Update from Charlotte Beskow at ATV-CC for Friday’s Flyunder.
Friday night in ATV-CC, Toulouse. You cannot believe it is 23:30, the place is humming with activities because ATV is busy doing the fly-under. This is a specific operation for ATV-5 (as explained by my colleague Olivier in a previous blog post) that will allow the three specially fitted cameras that ATV5 is carrying on the front cone to be turned on and record images as ATV passes underneath the ISS.
Three teams are involved:
Flight control team
Engineering support team
and then we have the all-important Flight dynamics team, without whom we would not be anywhere near the ISS!
Flight dynamics team
This last team are the ones ensuring that ATV is where it is supposed to be.
About half an hour ago [23:15] they announced that we were 71 km behind the ISS and 5.6 km below. The target position is to be 5 km below and this will happen around 00:40 CEST (22:40 GMT).
How do we manage this?
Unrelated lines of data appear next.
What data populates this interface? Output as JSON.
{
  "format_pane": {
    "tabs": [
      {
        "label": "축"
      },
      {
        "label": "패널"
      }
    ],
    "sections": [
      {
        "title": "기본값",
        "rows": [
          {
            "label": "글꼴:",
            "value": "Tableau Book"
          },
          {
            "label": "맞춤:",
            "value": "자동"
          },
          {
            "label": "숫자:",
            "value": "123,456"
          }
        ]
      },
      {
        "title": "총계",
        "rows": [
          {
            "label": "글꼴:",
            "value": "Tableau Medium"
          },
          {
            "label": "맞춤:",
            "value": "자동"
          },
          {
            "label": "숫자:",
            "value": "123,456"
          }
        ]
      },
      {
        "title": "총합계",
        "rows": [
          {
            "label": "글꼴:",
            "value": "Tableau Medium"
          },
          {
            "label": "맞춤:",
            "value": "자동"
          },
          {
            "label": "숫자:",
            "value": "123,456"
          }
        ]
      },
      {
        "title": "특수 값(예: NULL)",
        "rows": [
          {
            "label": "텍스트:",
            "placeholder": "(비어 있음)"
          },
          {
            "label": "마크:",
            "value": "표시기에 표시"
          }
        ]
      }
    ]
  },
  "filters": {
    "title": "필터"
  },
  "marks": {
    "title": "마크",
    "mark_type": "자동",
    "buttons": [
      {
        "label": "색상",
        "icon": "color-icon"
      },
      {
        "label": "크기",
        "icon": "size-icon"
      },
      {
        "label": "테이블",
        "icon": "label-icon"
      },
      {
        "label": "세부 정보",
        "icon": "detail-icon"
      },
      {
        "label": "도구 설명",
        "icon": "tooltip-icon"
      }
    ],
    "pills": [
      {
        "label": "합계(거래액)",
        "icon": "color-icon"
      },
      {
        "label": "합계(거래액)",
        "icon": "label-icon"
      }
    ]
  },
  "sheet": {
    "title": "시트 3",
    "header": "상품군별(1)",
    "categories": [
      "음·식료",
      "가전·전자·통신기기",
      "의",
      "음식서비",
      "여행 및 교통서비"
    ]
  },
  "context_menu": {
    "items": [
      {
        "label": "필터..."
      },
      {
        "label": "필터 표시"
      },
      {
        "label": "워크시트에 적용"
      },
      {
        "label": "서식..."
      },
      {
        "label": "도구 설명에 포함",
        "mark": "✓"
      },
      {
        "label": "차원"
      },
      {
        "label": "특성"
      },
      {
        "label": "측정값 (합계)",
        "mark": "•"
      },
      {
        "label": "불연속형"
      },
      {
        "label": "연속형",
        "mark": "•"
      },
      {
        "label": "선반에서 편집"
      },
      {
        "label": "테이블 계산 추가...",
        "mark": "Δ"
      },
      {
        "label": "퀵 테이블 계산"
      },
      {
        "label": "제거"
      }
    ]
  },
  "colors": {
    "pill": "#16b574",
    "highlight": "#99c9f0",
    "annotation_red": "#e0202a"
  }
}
Well, we could not do it without the involvement of several additional teams since the telemetry that allows us to know what ATV is doing comes to the ATV Control Centre in Toulouse via a very long chain: ATV -> NASA TDRS satellite -> White Sands Ground station in New Mexico -> MCC-H in Houston -> ESA Columbus Control Centre, Munich -> ATV CC.
The commands that teams at ATV-CC send to the ATV takes the same path, in reverse.
Compared to how long it takes for the ESA ground station to communicate with Rosetta (which is busy following that unpronounceable comet; 22 min) we have the luxury of operating in ‘real time’, give or take a bit since the TDRS satellites are located at a distance of 36 000 km from Earth.
Tomorrow is Saturday and here it will be another busy day as ATV proceeds with the orbital manoeuvres necessary to set up the rendezvous with the ISS, planned for 12 Aug.
Never a dull moment!